The US government is looking to intervene in Apple’s appeal against a $13 billion European tax bill, imposed after the iPhone maker received what were described as “illegal subsidies”, Bloomberg reported.
An unnamed source apparently said: “I can confirm the United States filed an application with the European Union General Court to intervene in the case involving the retroactive application of state aid rules to Apple.”
The issue stems from what has been tagged “sweetheart” tax deals Apple agreed with the authorities in Ireland, which were subsequently tagged as illegal subsidies following a probe by the European Commission (EC).
It said the deals enabled Apple to pay a tax rate of 1 per cent or less for a number of years.
Unsurprisingly, the US action is driven by a desire to keep the cash within a US company, in the hope it will be able to get a chunk of tax itself. Bloomberg reports the Trump administration has proposed tax breaks for US companies bringing home cash held overseas, in a move which would nevertheless provide a good source of income for the government.
Apple is well-known for having large cash reserves overseas, as are tech peers such as Alphabet and Cisco which also have significant international operations.
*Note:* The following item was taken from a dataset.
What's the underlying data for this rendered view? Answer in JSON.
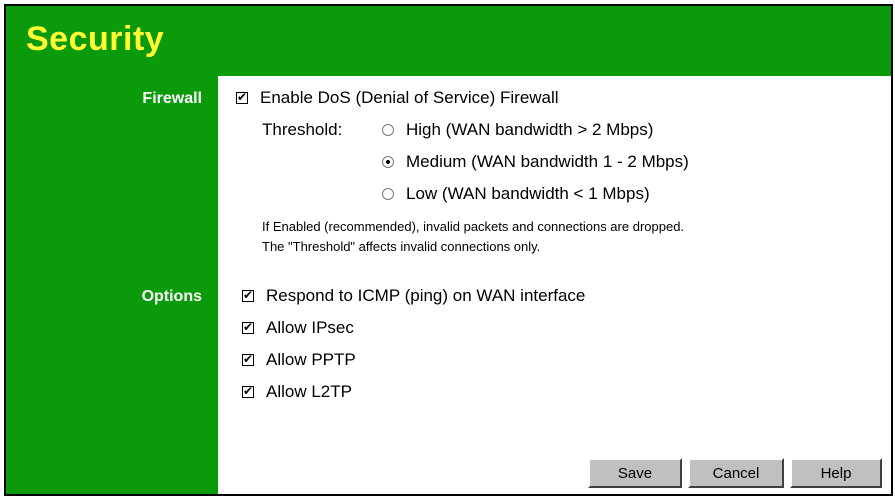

The US tech giant and the Irish authorities have already appealed the judgement, with the latter arguing the EC had exceeded its powers, and misunderstood the relevant facts of Irish law.